Researchers are now reporting they have successfully harvested cartilage cells from patients’ own noses to produce cartilage transplants for treating bum knees in 10 adults. All the patients had cartilage that was damaged by injury. Two years after reconstruction, most recipients reported improvements in pain, knee function and quality of life. They also developed repair tissue in their knees that was similar in composition to native cartilage.
Researchers at the University Hospital Basel in Switzerland conducted a phase one study in which they extracted a small biopsy specimen (six millimetres in diameter) from the nasal septum under local anaesthetic. The harvested cells were multiplied by exposing them to growth factors for two weeks. The expanded cells were then seeded onto collagen membranes and cultured for two additional weeks, generating a 30 x 40 millimetre cartilage graft. The engineered graft then was cut into the right shape and used to replace damaged cartilage that was surgically removed from the recipient’s knee.

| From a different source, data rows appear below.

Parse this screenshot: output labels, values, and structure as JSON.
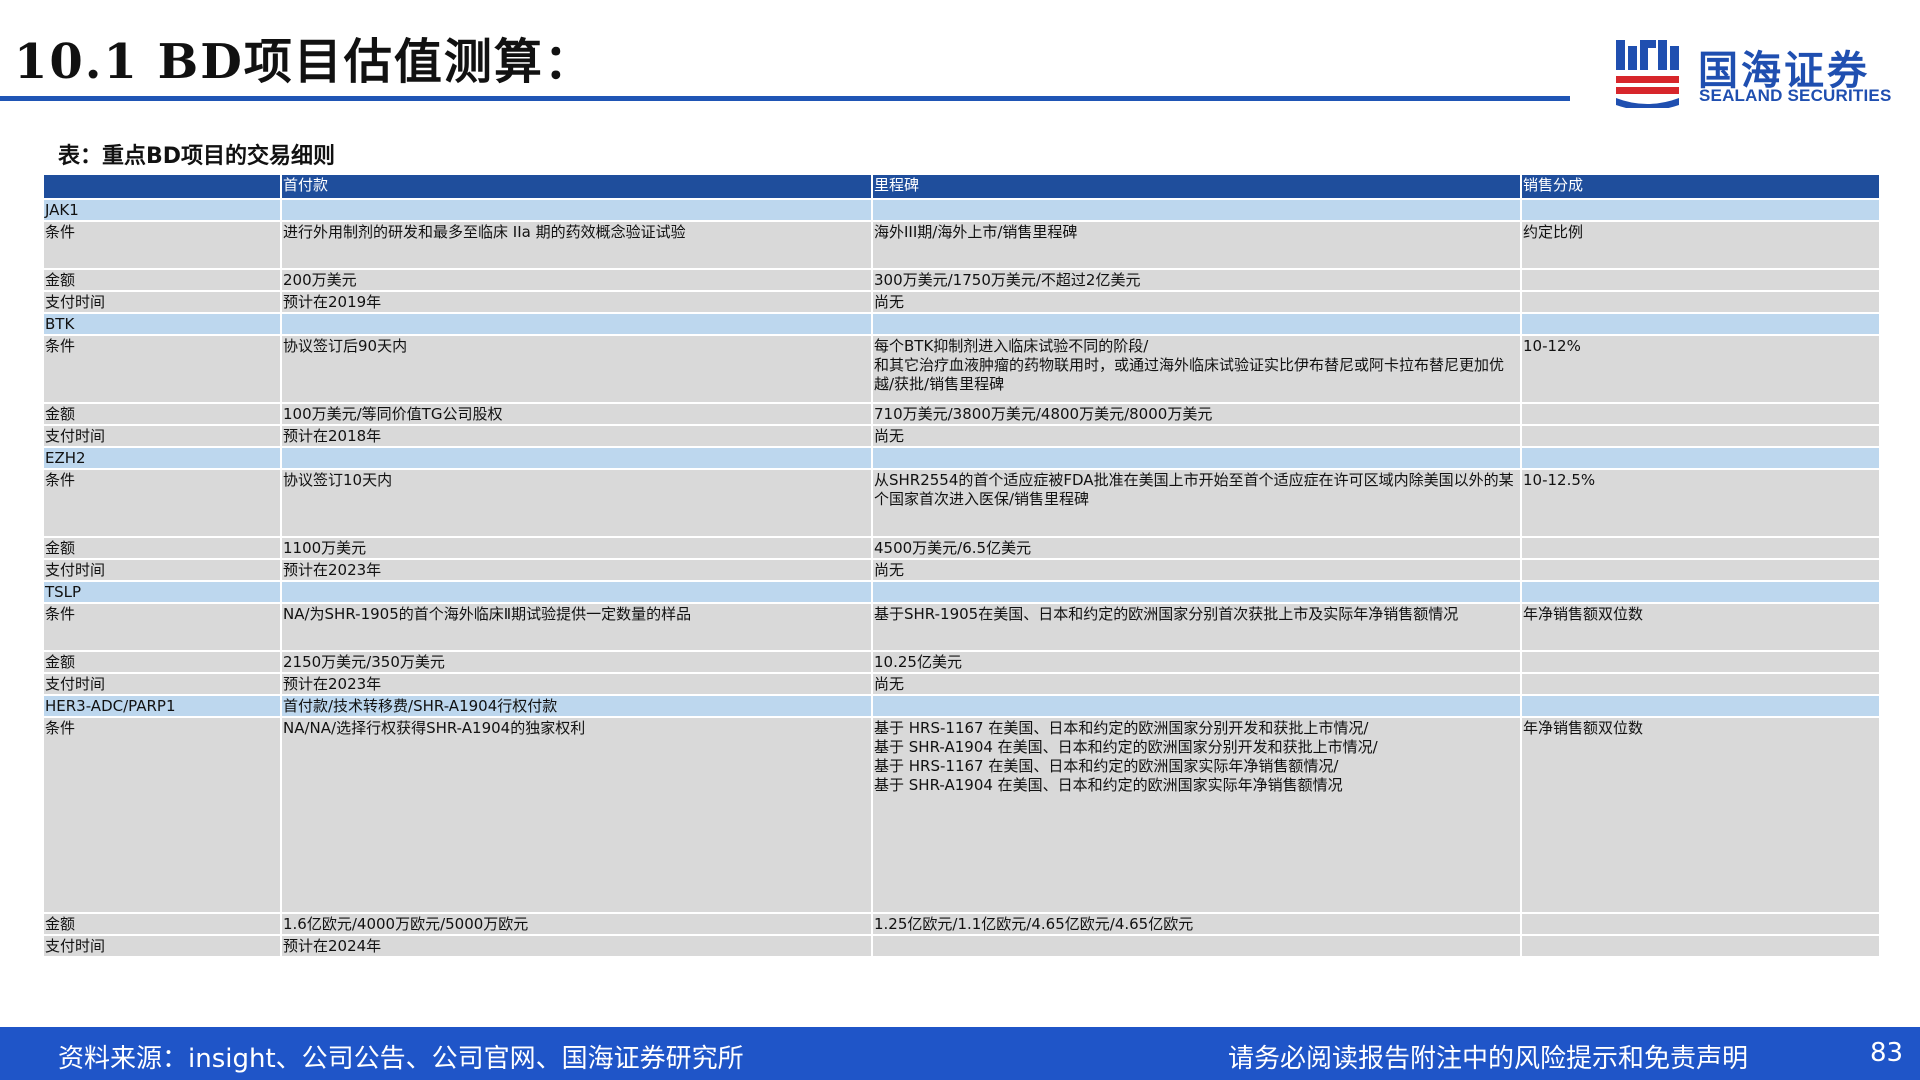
{
  "page": {
    "title": "10.1 BD项目估值测算：",
    "page_number": "83"
  },
  "logo": {
    "cn": "国海证券",
    "en": "SEALAND SECURITIES"
  },
  "table": {
    "caption": "表：重点BD项目的交易细则",
    "headers": [
      "",
      "首付款",
      "里程碑",
      "销售分成"
    ],
    "rows": [
      {
        "kind": "target",
        "cells": [
          "JAK1",
          "",
          "",
          ""
        ]
      },
      {
        "kind": "detail",
        "cells": [
          "条件",
          "进行外用制剂的研发和最多至临床 IIa 期的药效概念验证试验",
          "海外III期/海外上市/销售里程碑",
          "约定比例"
        ]
      },
      {
        "kind": "detail",
        "cells": [
          "金额",
          "200万美元",
          "300万美元/1750万美元/不超过2亿美元",
          ""
        ]
      },
      {
        "kind": "detail",
        "cells": [
          "支付时间",
          "预计在2019年",
          "尚无",
          ""
        ]
      },
      {
        "kind": "target",
        "cells": [
          "BTK",
          "",
          "",
          ""
        ]
      },
      {
        "kind": "detail",
        "cells": [
          "条件",
          "协议签订后90天内",
          "每个BTK抑制剂进入临床试验不同的阶段/\n和其它治疗血液肿瘤的药物联用时，或通过海外临床试验证实比伊布替尼或阿卡拉布替尼更加优越/获批/销售里程碑",
          "10-12%"
        ]
      },
      {
        "kind": "detail",
        "cells": [
          "金额",
          "100万美元/等同价值TG公司股权",
          "710万美元/3800万美元/4800万美元/8000万美元",
          ""
        ]
      },
      {
        "kind": "detail",
        "cells": [
          "支付时间",
          "预计在2018年",
          "尚无",
          ""
        ]
      },
      {
        "kind": "target",
        "cells": [
          "EZH2",
          "",
          "",
          ""
        ]
      },
      {
        "kind": "detail",
        "cells": [
          "条件",
          "协议签订10天内",
          "从SHR2554的首个适应症被FDA批准在美国上市开始至首个适应症在许可区域内除美国以外的某个国家首次进入医保/销售里程碑",
          "10-12.5%"
        ]
      },
      {
        "kind": "detail",
        "cells": [
          "金额",
          "1100万美元",
          "4500万美元/6.5亿美元",
          ""
        ]
      },
      {
        "kind": "detail",
        "cells": [
          "支付时间",
          "预计在2023年",
          "尚无",
          ""
        ]
      },
      {
        "kind": "target",
        "cells": [
          "TSLP",
          "",
          "",
          ""
        ]
      },
      {
        "kind": "detail",
        "cells": [
          "条件",
          "NA/为SHR-1905的首个海外临床Ⅱ期试验提供一定数量的样品",
          "基于SHR-1905在美国、日本和约定的欧洲国家分别首次获批上市及实际年净销售额情况",
          "年净销售额双位数"
        ]
      },
      {
        "kind": "detail",
        "cells": [
          "金额",
          "2150万美元/350万美元",
          "10.25亿美元",
          ""
        ]
      },
      {
        "kind": "detail",
        "cells": [
          "支付时间",
          "预计在2023年",
          "尚无",
          ""
        ]
      },
      {
        "kind": "target",
        "cells": [
          "HER3-ADC/PARP1",
          "首付款/技术转移费/SHR-A1904行权付款",
          "",
          ""
        ]
      },
      {
        "kind": "detail",
        "cells": [
          "条件",
          "NA/NA/选择行权获得SHR-A1904的独家权利",
          "基于 HRS-1167 在美国、日本和约定的欧洲国家分别开发和获批上市情况/\n基于 SHR-A1904 在美国、日本和约定的欧洲国家分别开发和获批上市情况/\n基于 HRS-1167 在美国、日本和约定的欧洲国家实际年净销售额情况/\n基于 SHR-A1904 在美国、日本和约定的欧洲国家实际年净销售额情况",
          "年净销售额双位数"
        ]
      },
      {
        "kind": "detail",
        "cells": [
          "金额",
          "1.6亿欧元/4000万欧元/5000万欧元",
          "1.25亿欧元/1.1亿欧元/4.65亿欧元/4.65亿欧元",
          ""
        ]
      },
      {
        "kind": "detail",
        "cells": [
          "支付时间",
          "预计在2024年",
          "",
          ""
        ]
      }
    ]
  },
  "footer": {
    "source": "资料来源：insight、公司公告、公司官网、国海证券研究所",
    "disclaimer": "请务必阅读报告附注中的风险提示和免责声明"
  },
  "colors": {
    "title_rule": "#1f55b5",
    "header_bg": "#1f4e9c",
    "target_row_bg": "#bdd7ee",
    "detail_row_bg": "#d9d9d9",
    "footer_bg": "#1f55c8",
    "logo_blue": "#1f4fb0",
    "logo_red": "#d7262b"
  }
}
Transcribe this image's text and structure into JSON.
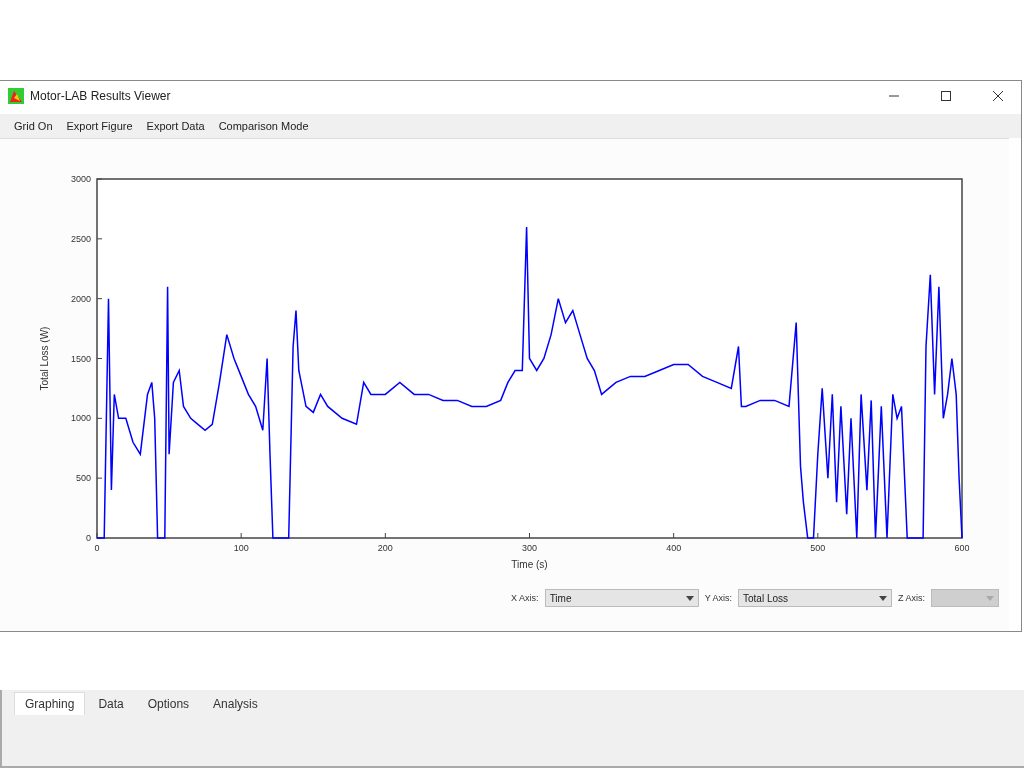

The study showed that nine out of 10 recipients (one was excluded because of several independent sports injuries) reported substantial improvements in the use of their knee and in the amount of pain compared to before surgery. No adverse reactions were reported.
“Our findings confirm the safety and feasibility of cartilage grafts engineered from nasal cells to repair damaged knee cartilage, but use of this procedure in everyday clinical practice is still a long way off as it requires rigorous assessment of efficacy in larger groups of patients and the development of manufacturing strategies to ensure cost effectiveness,” said lead author Ivan Martin, professor of tissue engineering at the University of Basel and University Hospital Basel in Switzerland.
He said that, while this is was a promising advance and might ultimately help patients with osteoarthritis, much larger studies with longer follow-up were required before this technique could be widely available.
Improving Low Level Vision with New Technology
A unique wearable artificial vision device may help people who are legally blind “read” and recognise faces. It may also help these individuals accomplish everyday tasks with significantly greater ease than using traditional assistive reading devices, according to a new study presented at the 120th annual meeting of the American Academy of Ophthalmology.
Millions of older adults have low vision. This sight loss impairs a person’s ability to do simple daily tasks. Optical and electronic devices such as hand-held magnifiers, tele-microscopic glasses and computer and video magnifiers can help. However, these devices are bulky, cumbersome or not readily portable.
Researchers used a device called Orcam My Eye for their study. It clips to glasses, making it hands-free. It features a miniature camera that sees and recognises what the user is viewing, whether text or a face. It then reads what it is seeing to the user via a small bone-conduction earpiece. The user activates the device by simply pointing a finger to the object or text, tapping it or pressing a trigger button.
Researchers tested the device on 12 legally blind people, who all had a visual acuity of less than 20/200. Study participants performed a 10-item test simulating activities of daily life, including recognising products and reading a variety of items such as emails, letters, newspapers, book and signs. They earned one point for the successful completion of each item, and a zero for each not completed. The total possible score was 10. The researchers observed the participants doing the tasks without the device, then while wearing it after receiving a 90- to 120-minute training session and finally after wearing the device for one week.
They found that, without wearing the device, the participants’ average score was 2.5 out of 10. When they first tried the device, their average score improved to 9.5 out of 10; and after a week of wearing the device the average score of participants improved to 9.8 out of 10.
“While there have been many advances in eye care, the options for assistance in completing daily tasks are limited and cumbersome,” said Dr. Elad Moisseiev, with the Tel Aviv Medical Centre in Israel. “This represents a new step in the evolution of assistance devices for people with low vision, giving them hope for improving their functionality, independence and quality of life.”
Medical Minutes by John Schieszer
John Schieszer is an award-winning national journalist and radio and podcast broadcaster of The Medical Minute. He can be reached at firstname.lastname@example.org.